“Making sense of the brain at 100 billion neurons and 10,000 connections at the ends of each neuron is a calculation that is at the frontiers of our supercomputers and a job only the machines at the national laboratories can do,” Paragas said.
LLNL’s TRACK-TBI team is addressing three focus areas, data infrastructure, the connectome – a model of the structural connectivity of the human brain – and machine learning. In March, over a period of just three weeks, the LLNL team and collaborators were able to create a connectome from MRI data. LLNL researchers demonstrated the model for Perry during his Lab visit, noting that processing the MRI using DOE supercomputers, when compared to resources available to clinicians even in the most advanced research university settings, reduced some tasks from hours to minutes, allowing researchers to envision their use in a clinical setting.

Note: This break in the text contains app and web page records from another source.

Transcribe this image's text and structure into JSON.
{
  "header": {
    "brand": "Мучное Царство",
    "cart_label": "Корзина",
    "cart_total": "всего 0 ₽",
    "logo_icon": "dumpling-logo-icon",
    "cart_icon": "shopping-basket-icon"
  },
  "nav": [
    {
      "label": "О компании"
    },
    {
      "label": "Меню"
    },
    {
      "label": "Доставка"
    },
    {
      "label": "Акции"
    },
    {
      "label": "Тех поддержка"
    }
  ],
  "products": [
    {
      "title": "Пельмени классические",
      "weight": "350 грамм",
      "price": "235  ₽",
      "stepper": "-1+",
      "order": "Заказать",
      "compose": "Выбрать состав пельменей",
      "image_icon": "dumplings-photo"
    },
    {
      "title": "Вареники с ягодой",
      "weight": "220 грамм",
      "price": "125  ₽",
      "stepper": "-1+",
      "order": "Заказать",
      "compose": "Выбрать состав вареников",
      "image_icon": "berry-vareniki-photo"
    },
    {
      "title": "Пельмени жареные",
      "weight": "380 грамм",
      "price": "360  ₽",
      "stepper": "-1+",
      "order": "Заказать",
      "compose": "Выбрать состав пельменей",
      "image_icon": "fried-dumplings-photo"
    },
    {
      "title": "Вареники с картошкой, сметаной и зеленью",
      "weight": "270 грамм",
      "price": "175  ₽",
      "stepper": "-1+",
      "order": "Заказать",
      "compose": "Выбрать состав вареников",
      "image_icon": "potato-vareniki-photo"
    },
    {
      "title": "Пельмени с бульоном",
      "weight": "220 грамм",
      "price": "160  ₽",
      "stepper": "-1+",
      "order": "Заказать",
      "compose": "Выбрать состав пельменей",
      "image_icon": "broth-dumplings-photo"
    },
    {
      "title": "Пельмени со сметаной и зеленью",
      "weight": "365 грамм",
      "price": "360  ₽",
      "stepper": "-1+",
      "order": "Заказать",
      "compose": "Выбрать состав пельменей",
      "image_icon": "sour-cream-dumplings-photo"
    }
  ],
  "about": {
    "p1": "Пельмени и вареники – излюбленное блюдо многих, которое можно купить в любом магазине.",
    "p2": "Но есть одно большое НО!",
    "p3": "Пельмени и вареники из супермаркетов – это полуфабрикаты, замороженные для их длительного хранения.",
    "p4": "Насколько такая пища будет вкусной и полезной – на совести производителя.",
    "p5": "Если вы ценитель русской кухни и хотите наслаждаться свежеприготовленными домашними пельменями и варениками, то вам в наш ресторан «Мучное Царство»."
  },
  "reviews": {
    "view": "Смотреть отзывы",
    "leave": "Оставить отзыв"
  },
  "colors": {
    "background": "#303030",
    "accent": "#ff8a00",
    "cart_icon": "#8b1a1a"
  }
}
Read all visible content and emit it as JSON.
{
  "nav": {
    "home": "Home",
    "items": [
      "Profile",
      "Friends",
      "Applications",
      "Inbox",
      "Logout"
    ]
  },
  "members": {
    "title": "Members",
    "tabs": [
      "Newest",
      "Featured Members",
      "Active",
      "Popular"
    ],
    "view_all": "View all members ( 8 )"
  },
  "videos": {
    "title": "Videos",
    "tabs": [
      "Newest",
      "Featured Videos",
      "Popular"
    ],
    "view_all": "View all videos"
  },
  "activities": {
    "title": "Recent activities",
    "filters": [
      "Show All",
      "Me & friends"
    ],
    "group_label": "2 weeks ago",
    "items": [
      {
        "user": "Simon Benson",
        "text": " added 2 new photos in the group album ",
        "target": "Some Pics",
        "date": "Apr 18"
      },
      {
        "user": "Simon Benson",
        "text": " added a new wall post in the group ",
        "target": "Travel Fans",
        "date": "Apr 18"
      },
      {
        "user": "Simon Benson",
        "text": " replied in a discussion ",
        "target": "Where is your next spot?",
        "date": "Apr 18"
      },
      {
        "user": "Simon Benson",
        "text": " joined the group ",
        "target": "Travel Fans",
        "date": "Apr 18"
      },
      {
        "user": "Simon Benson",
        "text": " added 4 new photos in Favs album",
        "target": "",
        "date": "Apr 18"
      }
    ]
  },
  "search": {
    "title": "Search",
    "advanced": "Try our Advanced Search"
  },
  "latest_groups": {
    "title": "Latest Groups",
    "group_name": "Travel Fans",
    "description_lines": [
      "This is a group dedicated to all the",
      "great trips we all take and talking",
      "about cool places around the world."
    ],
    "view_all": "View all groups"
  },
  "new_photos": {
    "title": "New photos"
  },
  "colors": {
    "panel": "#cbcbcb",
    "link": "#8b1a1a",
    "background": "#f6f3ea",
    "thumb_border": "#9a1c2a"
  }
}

“The idea is that there could be more precise information there (MRIs, CT scans, fiber tracks etc.) that we could analyze to see if connections are weaker or broken when compared with the brain of an uninjured person,” said LLNL computer scientist Peer-Timo Bremer, who worked on the connectome demonstration and is responsible for the machine learning infrastructure. “We showed how much quicker we could do this one piece of the pipeline -- essentially, we figured out a way to accelerate these processes and address one of the big bottlenecks. It needs to be faster and easier to run for clinicians to use it. Ideally, we’d want to demonstrate something that could show results within a couple of hours. We’re fairly confident we can speed it up.”
Researchers said applying the machine learning approach to TRACK-TBI is essential to finding a more quantitative way to assess TBI than is currently available because of the complexity of the brain and the sheer amount of data, potentially on tens of thousands of patients, that would be impossible for humans to efficiently sort through and analyze.
“Working with data of this nature, in terms of its multimodality, size and temporal dynamics, will stress existing machine learning and computer vision methodologies,” said machine learning researcher Alan Kaplan, the computer vision group leader within LLNL’s Engineering Directorate. “We will need to come up with novel approaches that push the boundaries of these fields. There just aren’t any off-the-shelf tools that are capable of aggregating such disparate data types and forming predictive trajectories.”
While the data fueling the connectome demonstration came from about 500 TBI patients, neuroimaging and clinical data from thousands of more TBI patients will be available from the UCSF-led consortium later this summer. LLNL will be collaborating with LBNL and ANL on developing new data-driven analytic tools and a more efficient, encrypted data pipeline that will aim to keep any potential identifying medical information secure in adherence to HIPAA (Health Insurance Portability and Accountability Act) restrictions.
“Taking the high-performance computing systems and creating a virtual enclave for this information, segregated from the rest of the network, requires additional security controls,” said LLNL scientist Kyle Halliday, who is leading the data infrastructure team. “We need to get to the point where we can share immediate results in a timely manner.”
The project, which began in March, is still in its initial stages. Teams at DOE and USCF will continue working on the neural model, while scientists at LBNL (led by research scientist Kristofer Bouchard) and ANL (headed by Argonne’s Associate Laboratory Director for Computing, Environment and Life Sciences Rick Stevens) will focus on data analytics, including genetic information and CT scans of TBI patients.